#2 - The Kingsbury Offense
Do we really know what A&M's offense is going to look like on Saturday? Sure, we've seen limited action in scrimmages, but in the scrimmages the coaches were looking mostly at personnel. For example we've seen a heavy lean on the passing game, but the coaches were trying to figure out who would be playing quarterback.
We do know a few things. One, the Aggies are going to run a ton of screens, and to different positions. We've seen bubble screens, tunnel screens, running back screens to the side of the field, running back screens in the middle of the field, and I'm sure there's more in the playbook.
But we really haven't seen anything from the run game. The Aggies have rarely used two back sets in the scrimmages, a set that was a staple of the Houston offense, and Ben Malena is the perfect back to seal those blocks on sweeps out of two back sets. We also haven't seen much of the option read in scrimmages, which I expect to also be a major part of this offense.
Perhaps no player in A&M history will have as scrutinized a debut at Johnny Manziel.
People want to call it the "Air Raid," though Kingsbury himself doesn't like that term, suggesting today the media needs to come up with a new name. But that's not really what it is. In fact, I'll make a prediction that if you break screen plays into a seperate category, the Aggies will run it much more than they'll throw it on Saturday.
#1 - Manziel's Downfield Ability (and Running ability)
You could probably put five different aspects of Johnny Manziel's game on this list and it would still be pretty valid, but number one here is obvious. The redshirt freshman has only taken limited snaps in live action in front of fans and the media, and even though you hear from behind-the-scenes, you never really know anything until it's gameday.
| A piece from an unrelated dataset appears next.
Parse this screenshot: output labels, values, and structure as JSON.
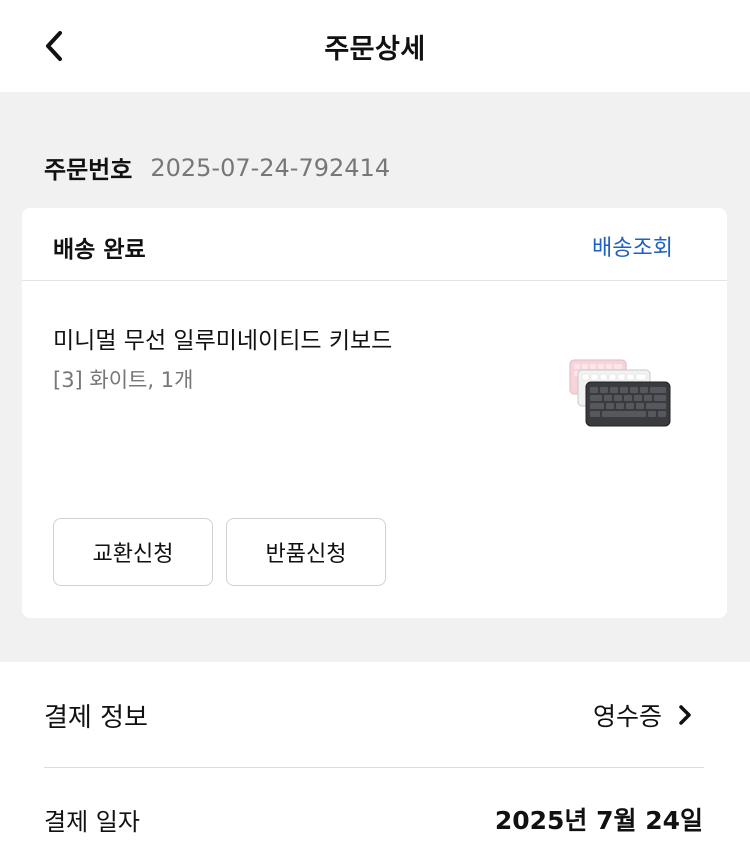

What we at least think we know is that Manziel has a few strong areas. For one, he's tightened up his release and quickened his feet to the point where his release is fast. He also has the ability to move around and extend plays. That's going to put tremendous pressure on the Florida defense not just to defend, but continue to defend for the entire play.
Past that though, he's a mystery at the college level. Exactly how effective running the ball is he going to be? Kliff Kingsbury said on Tuesday that former Houston quarterback Case Keenum was fast enough to take was the defense gives him, but that Manziel has the ability to break open plays in the open field. Watching his high school tape gives you some clue of his running style, but dancing around high school linebackers isn't the same as facing the Florida Gators.
The other thing that we've literally never seen from Manziel is whether or not he has the ability to throw the ball downfield accurately and on time. He's not going to have to bomb passes left and right, but he's going to have to prove to Florida that he can get it upfield or the safeties will starting moving closer and closer to the line of scrimmage.